And yet there is another side to this infuriating director, which knows how to shoot actors simply and elegantly. Like his work on Alan Bennett's An Englishman Abroad and A Question of Attribution, Cold Comfort Farm sparkles because it is so effortless, so unfussy. Schlesinger has been blessed with a light, witty script (by Malcolm Bradbury, adapted from Stella Gibbon's novel) and a cast who are generous enough to pump real blood into roles that teeter on the edge of caricature. It helps that the tone has a certain distance from the story - a film whose heroine insists at the outset that she wants to learn about living "to put it in books", is unlikely to resist commentating on the relationship between art and life, and Schlesinger manages this cool detachment very well.
But the warmth of the performances prevents the film from feeling cynical. As Flora, the newly orphaned socialite in 1930s London, Kate Beckinsale combines a brusque restlessness with a rich love of life, so that her orderly impulses are informed by genuine heart. When she arrives in Sussex to stay with the Starkadders at Cold Comfort Farm, she doesn't set about transforming their lives in order to enforce her own social superiority - she does so because she genuinely wants them to blossom. It takes a deft actress to walk this line between condescension and caring, but Beckinsale is a luminously confident performer whose brightness lights up the screen, as it does the Starkadders' homestead.
The film could still be said to be lacking in cinematic virtues - it's true that the camera notices images of beauty, be it a field darkened by a passing fleet of clouds, or a table dressed with quivering coloured jellies, infrequently and accidentally. But if there's little justification for Cold Comfort Farm to be seen at the cinema, the performances aren't weakened by a larger screen. I especially warmed to Eileen Atkins, who keeps widening one mad eye as the gloomy Judith Starkadder, and Rufus Sewell as her spunky son Seth, strutting around vainly assembling his thoughts on womankind for anyone who'll listen, then being reduced to a babbling fool whenever conversation turns to the "Talkies".

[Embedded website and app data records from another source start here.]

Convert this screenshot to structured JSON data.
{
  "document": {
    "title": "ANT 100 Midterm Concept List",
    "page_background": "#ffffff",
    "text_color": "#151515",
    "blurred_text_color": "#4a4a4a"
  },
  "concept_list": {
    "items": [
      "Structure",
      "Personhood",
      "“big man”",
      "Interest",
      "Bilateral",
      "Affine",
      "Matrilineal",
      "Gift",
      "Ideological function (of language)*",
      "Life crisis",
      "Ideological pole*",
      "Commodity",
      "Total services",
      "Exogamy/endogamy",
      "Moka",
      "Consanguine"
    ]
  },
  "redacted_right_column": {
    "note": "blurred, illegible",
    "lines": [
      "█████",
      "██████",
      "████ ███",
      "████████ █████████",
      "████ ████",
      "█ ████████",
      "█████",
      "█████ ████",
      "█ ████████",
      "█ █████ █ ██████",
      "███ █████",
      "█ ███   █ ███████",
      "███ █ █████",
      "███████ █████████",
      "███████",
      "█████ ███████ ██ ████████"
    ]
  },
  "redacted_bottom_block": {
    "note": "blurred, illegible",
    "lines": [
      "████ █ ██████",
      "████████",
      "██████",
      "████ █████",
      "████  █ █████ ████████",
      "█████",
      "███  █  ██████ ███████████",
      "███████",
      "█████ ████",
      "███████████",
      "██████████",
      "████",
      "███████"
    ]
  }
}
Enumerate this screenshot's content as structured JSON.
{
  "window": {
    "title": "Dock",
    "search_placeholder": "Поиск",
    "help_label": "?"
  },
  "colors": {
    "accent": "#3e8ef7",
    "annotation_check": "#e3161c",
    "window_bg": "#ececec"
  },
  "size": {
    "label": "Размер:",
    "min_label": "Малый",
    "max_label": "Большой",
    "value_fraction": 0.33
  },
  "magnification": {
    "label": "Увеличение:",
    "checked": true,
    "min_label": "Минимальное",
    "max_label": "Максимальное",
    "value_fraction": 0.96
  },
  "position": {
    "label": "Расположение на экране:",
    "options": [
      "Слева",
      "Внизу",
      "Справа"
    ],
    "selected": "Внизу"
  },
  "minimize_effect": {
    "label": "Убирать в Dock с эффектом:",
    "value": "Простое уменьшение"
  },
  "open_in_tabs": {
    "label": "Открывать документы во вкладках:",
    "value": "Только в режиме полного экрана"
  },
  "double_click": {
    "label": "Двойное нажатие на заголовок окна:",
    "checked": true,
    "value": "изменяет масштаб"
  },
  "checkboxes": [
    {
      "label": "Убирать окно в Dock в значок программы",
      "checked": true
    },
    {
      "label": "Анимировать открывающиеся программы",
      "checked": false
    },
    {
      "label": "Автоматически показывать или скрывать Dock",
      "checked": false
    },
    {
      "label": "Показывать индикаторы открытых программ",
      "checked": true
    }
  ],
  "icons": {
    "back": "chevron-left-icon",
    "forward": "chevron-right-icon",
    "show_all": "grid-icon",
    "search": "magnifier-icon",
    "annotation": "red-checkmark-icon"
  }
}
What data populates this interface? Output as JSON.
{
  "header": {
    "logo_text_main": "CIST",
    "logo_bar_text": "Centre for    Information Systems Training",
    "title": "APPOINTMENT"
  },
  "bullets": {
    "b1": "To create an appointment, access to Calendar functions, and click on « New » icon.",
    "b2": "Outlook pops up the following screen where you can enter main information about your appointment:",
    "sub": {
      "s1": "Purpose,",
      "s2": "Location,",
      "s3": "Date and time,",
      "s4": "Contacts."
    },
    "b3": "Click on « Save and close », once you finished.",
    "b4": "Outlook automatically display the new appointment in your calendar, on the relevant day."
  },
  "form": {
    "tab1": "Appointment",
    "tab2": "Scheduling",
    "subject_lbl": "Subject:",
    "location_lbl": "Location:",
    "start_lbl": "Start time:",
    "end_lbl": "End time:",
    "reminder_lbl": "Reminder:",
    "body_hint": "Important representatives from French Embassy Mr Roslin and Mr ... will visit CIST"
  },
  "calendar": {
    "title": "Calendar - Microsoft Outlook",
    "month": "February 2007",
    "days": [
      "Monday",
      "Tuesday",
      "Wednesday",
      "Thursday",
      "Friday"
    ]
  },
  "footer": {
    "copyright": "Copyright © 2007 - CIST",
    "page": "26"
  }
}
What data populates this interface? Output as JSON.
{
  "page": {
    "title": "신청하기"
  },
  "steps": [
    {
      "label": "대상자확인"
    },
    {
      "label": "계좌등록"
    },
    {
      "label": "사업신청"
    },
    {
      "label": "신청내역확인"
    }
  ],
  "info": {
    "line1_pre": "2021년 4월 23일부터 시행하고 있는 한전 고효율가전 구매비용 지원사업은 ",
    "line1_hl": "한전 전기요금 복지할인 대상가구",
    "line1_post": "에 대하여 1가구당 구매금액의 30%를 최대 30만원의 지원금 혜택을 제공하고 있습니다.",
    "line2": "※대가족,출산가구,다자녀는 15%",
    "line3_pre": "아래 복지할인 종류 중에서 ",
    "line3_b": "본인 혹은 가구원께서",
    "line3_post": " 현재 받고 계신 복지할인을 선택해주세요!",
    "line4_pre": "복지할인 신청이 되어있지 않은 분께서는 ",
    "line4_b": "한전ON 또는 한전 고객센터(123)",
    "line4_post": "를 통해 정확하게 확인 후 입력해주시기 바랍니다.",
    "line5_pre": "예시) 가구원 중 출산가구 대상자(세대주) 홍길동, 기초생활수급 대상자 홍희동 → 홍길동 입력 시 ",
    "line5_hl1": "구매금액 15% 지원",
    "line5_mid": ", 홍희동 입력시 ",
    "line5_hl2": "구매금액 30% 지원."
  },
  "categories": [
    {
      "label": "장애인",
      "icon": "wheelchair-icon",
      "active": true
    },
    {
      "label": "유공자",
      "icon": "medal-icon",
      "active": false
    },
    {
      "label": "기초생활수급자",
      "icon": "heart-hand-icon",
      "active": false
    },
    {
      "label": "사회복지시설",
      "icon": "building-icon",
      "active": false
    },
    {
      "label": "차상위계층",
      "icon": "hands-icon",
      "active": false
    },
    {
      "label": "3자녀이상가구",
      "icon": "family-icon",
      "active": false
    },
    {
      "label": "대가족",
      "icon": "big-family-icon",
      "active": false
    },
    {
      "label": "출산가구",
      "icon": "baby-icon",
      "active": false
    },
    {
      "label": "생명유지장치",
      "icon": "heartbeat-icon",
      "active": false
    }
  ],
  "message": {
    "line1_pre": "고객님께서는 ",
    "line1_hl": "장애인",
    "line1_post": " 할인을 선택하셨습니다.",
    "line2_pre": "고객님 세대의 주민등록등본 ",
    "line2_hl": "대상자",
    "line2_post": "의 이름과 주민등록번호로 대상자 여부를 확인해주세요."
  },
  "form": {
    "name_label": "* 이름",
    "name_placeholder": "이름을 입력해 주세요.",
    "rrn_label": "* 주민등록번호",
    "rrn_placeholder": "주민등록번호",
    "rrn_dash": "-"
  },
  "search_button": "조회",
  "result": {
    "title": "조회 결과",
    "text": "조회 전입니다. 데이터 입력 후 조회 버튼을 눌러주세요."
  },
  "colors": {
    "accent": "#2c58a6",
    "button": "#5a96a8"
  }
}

Eddie is the only previously unseen film to be released this week, though it's hardly what you would call new. Whoopi Goldberg plays the title character, a basketball fan who is picked from the crowd at Madison Square Garden and chosen to be that evening's honorary coach for the Nicks. Her big mouth gets her ejected from the court, but she proves a hit with the crowd, and the team's new owner, Wild Bill (Frank Langella), takes a chance and hires her to turn the Nicks' fortunes around. If you've seen The Bad News Bears, Major League, Wildcats or any other film that has gone scouting for laughs on the sports field and in the locker-room, then you won't be surprised by Eddie. Yes, there are gags about groupies. Yes, Whoopi gets to see her boys naked in the showers. Yes, the players are lovable oafs, each with an idiosyncrasy by which they can be easily identified. And no, none of it raises more than a charitable smile.
As the film begins wrapping up its loose ends, it briefly becomes something more pleasing - the story of a bunch of friends struggling to communicate. The bookish assistant musters the wherewithal to offer advice; the infidel learns how to love his wife just as she is about to divorce him; and the hotshot who has spent the film referring to himself in the third person finally thaws out. There are some sweet moments from Goldberg too, who is still perfecting that expression of befuddled exasperation (with her haywire dreads she resembles a volcano in mid-eruption) despite having yet to find a role that harnesses the charge of her stand-up routines.
The final scene, where Nicks fans stage a protest at the proposed sale of their team, tries to be inspirational in a Dead Poets Society kind of way. The swelling music suggests that we're supposed to ache for these uncomplicated New Yorkers who just want to eat their hot dogs and do a Mexican wave every now and then. I don't know about you, but my goosebumps don't come that cheap.
Return of the Jedi marks the end of the Star Wars trilogy, and the point at which all the inspiration and ambition of the series disappeared into a black hole. To say that it is the weakest of the three films would be a gross understatement; call it the nadir of the science-fiction genre and you'd be slightly closer to the mark. It's the one where Han Solo comes out of the deep-freeze, Jabba the Hutt is slain, Yoda has a death- bed scene straight out of Steel Magnolias, and Luke and Leia discover that they came this close to participating in a sordid Oedipal love affair.
And then there are the Ewoks, a tribe of furry mascots who have often been described as teddy bears but, on closer inspection, resemble something hairy and unhygienic that you might find down the back of the settee. To brand them the worst thing about Return of the Jedi would be to ignore the film's numerous other misdemeanours. But when a pivotal set-piece can feature the mighty Empire being defeated by a pack of muppets with home-made hang-gliders, sling-shots and staffs, then you know that something has gone very wrong indeed.
All films on release from tomorrowReuse content